On the Nose
Full and intense with notes of strawberries and cream, pork pies and new oak furniture.
On the Palate
Creamy and luscious with notes of candied fruits and chocolate raisins soaked in sherry.
Long and lingering sweetness with a sugar-coated pecan nut character.
Isle of Jura 1992
We were incredibly fortunate to acquire a rare 28-year-old Bourbon matured cask in April of this year, just in the nick of time considering its lower ABV. Distilled on the 20th of March 1992 and bottled at cask strength on the 23rd of April; this amber coloured dram is a wonderful alternative west coast island style whisky and is priced at £170 including free UK delivery.

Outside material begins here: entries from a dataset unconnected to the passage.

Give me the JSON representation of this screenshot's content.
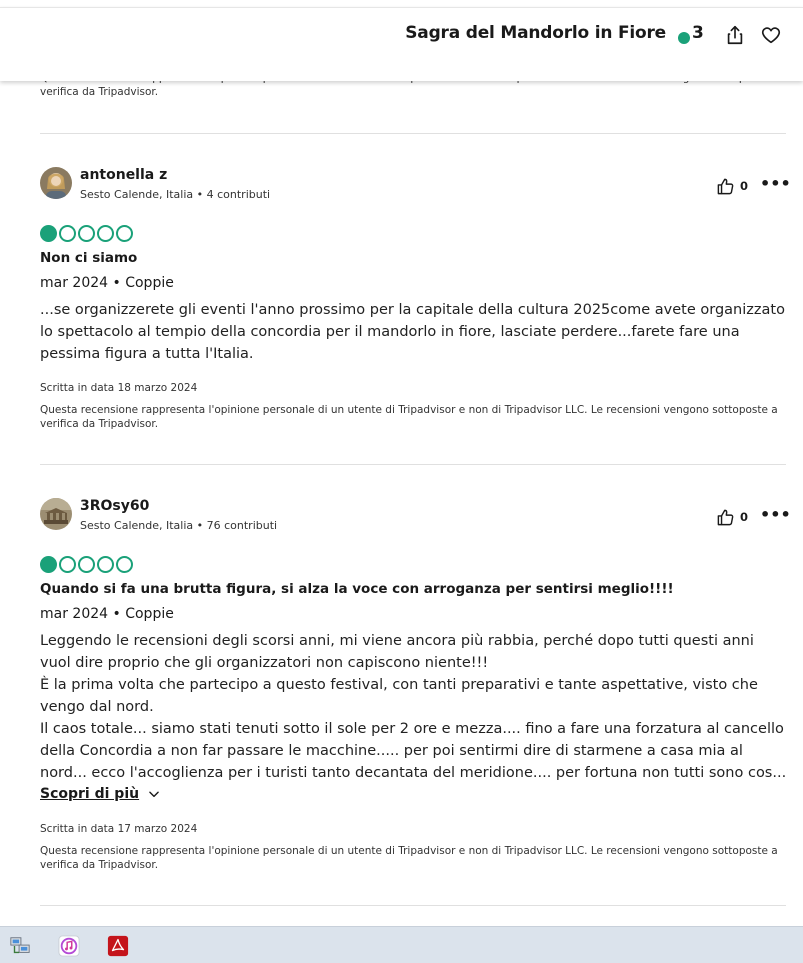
{
  "header": {
    "title": "Sagra del Mandorlo in Fiore",
    "rating_count": "3"
  },
  "overflow_disclaimer": "Questa recensione rappresenta l'opinione personale di un utente di Tripadvisor e non di Tripadvisor LLC. Le recensioni vengono sottoposte a verifica da Tripadvisor.",
  "reviews": [
    {
      "user": "antonella z",
      "meta": "Sesto Calende, Italia • 4 contributi",
      "helpful_count": "0",
      "rating": 1,
      "title": "Non ci siamo",
      "date_trip": "mar 2024 • Coppie",
      "body": [
        "...se organizzerete gli eventi l'anno prossimo per la capitale della cultura 2025come avete organizzato",
        "lo spettacolo al tempio della concordia per il mandorlo in fiore, lasciate perdere...farete fare una",
        "pessima figura a tutta l'Italia."
      ],
      "written": "Scritta in data 18 marzo 2024",
      "disclaimer": "Questa recensione rappresenta l'opinione personale di un utente di Tripadvisor e non di Tripadvisor LLC. Le recensioni vengono sottoposte a verifica da Tripadvisor."
    },
    {
      "user": "3ROsy60",
      "meta": "Sesto Calende, Italia • 76 contributi",
      "helpful_count": "0",
      "rating": 1,
      "title": "Quando si fa una brutta figura, si alza la voce con arroganza per sentirsi meglio!!!!",
      "date_trip": "mar 2024 • Coppie",
      "body": [
        "Leggendo le recensioni degli scorsi anni, mi viene ancora più rabbia, perché dopo tutti questi anni",
        "vuol dire proprio che gli organizzatori non capiscono niente!!!",
        "È la prima volta che partecipo a questo festival, con tanti preparativi e tante aspettative, visto che",
        "vengo dal nord.",
        "Il caos totale... siamo stati tenuti sotto il sole per 2 ore e mezza.... fino a fare una forzatura al cancello",
        "della Concordia a non far passare le macchine..... per poi sentirmi dire di starmene a casa mia al",
        "nord... ecco l'accoglienza per i turisti tanto decantata del meridione.... per fortuna non tutti sono cos..."
      ],
      "read_more": "Scopri di più",
      "written": "Scritta in data 17 marzo 2024",
      "disclaimer": "Questa recensione rappresenta l'opinione personale di un utente di Tripadvisor e non di Tripadvisor LLC. Le recensioni vengono sottoposte a verifica da Tripadvisor."
    }
  ],
  "colors": {
    "accent": "#1aa179",
    "taskbar": "#dbe3ec"
  },
  "icons": [
    "share-icon",
    "heart-icon",
    "thumbs-up-icon",
    "more-icon",
    "chevron-down-icon",
    "network-icon",
    "itunes-icon",
    "acrobat-icon"
  ]
}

On the Nose
Spring gorse bushes, Madeira cake and fresh cut grass
On the Palate
Poached pears and apple turnover. Yoghurt coated raisins and a chocolate biscuit character

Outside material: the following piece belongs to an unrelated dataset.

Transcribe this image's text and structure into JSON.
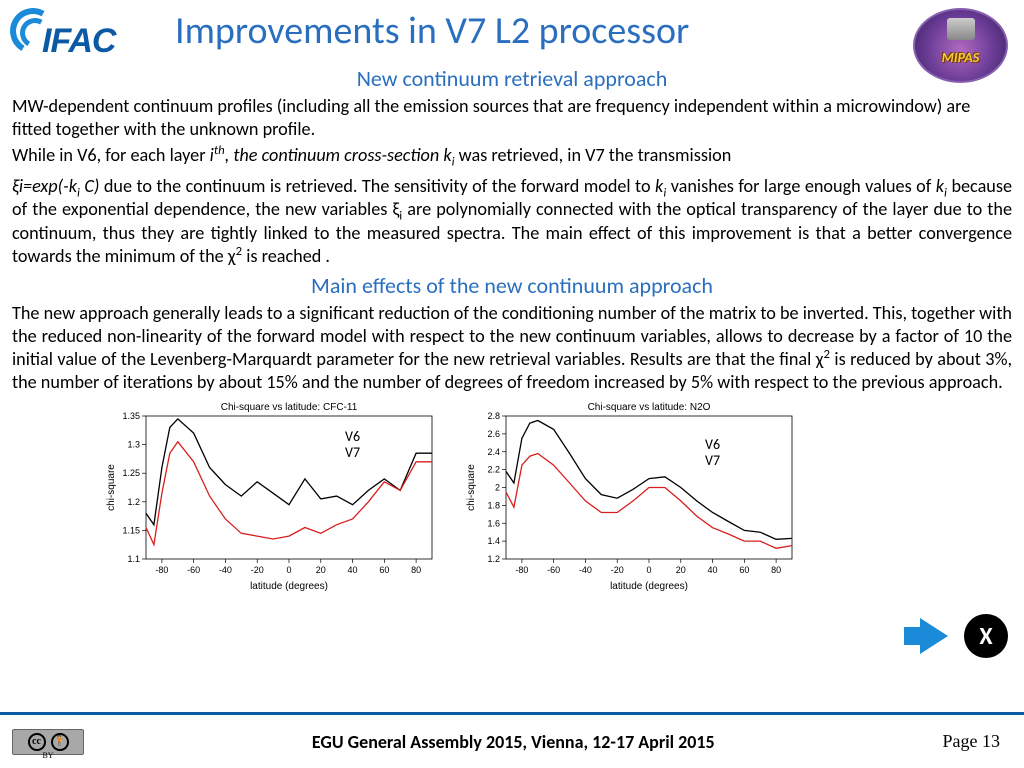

Medium and warming with notes of tobacco, developing to mint.
Our bottling of this rare single malt from the demolished Caperdonich distillery, fully matured in a Bourbon barrel, is the jewel in the crown of this outrun. Distilled on the 27th of August 1997 and bottled at cask strength on the 24th of July 2020; this amber hued dram is a piece of whisky history that would grace the shelves of any collector; and is priced at £400 including free UK delivery.
On the Nose
Rum raisin fudge, stewed apricot and a honey on toast character.
On the Palate
Griddled pineapple and oranges dipped in chocolate. Honeycomb and salted butter.
Clean and crisp with notes of creamy vanilla, allspice and walnut loaf.
Tomintoul 2005 with First-Fill Amontillado Sherry Finish
Our Tomintoul was matured in an ex-Bourbon cask, with a final 13-month finish in an Amontillado barrel from Josafer Tanoaria. Distilled on the 17th of May 2005 and bottled at cask strength on the 3rd of June 2020; this copper hued dram is a perfect choice for lovers of a sherry-influenced whisky and is priced at £140 including free UK delivery.
On the Nose
Deep and rich with notes of leather armchair, autumnal fruit, amaretto and brewing coffee.
On the Palate
Maraschino cherries and chocolate caramels with an orange bitters and honey character.
Apple sauce developing into orange peel with oak tannins and treacle toffee.
The following releases proved so popular that we were unable to keep them on the shelves.Auchroisk 2011 with Pedro Ximenez Octave Finish
Our Auchroisk was an immediate hit; selling out entirely through pre-orders. Our release was matured in a Bourbon cask for over seven years, with 50 litres drawn off and finished in a Pedro Ximenez Octave for Josafer Tanoaria. This bronze coloured whisky was distilled on the 14th of April 2011 and bottled at cask strength on the 29th of May 2020.
On the Nose
Dense and fragrant with fresh sawn pine, coffee cream chocolates, leather and tobacco.
On the Palate
Plum jam and blackcurrant lozenges. Wood spices, walnuts and honey coated dried banana chips.
Long and dry with charred oak, liquorice and a whiff of smoke.
Tullibardine 2006 with Rum Cask Finish
It was a wrench to say goodbye to this delicious, rum-finished malt, now sadly sold out. Initially matured in a traditional bourbon cask; we moved this spirit to an ex-rum cask for an extended finish. Seven years on, we were incredibly happy with the resulting whisky, which was bottled at cask strength on the 29th of May 2020.
On the Nose
Dessert notes of pineapple tart, custard creams and brown sugar sweetness. Floral notes of lilac and rose.
On the Palate
Soft and gentle at first with developing sweet and spicy notes of white chocolate and cinnamon.
Long and satisfying with a walnut whip and brandy cream character, with developing buttery toast.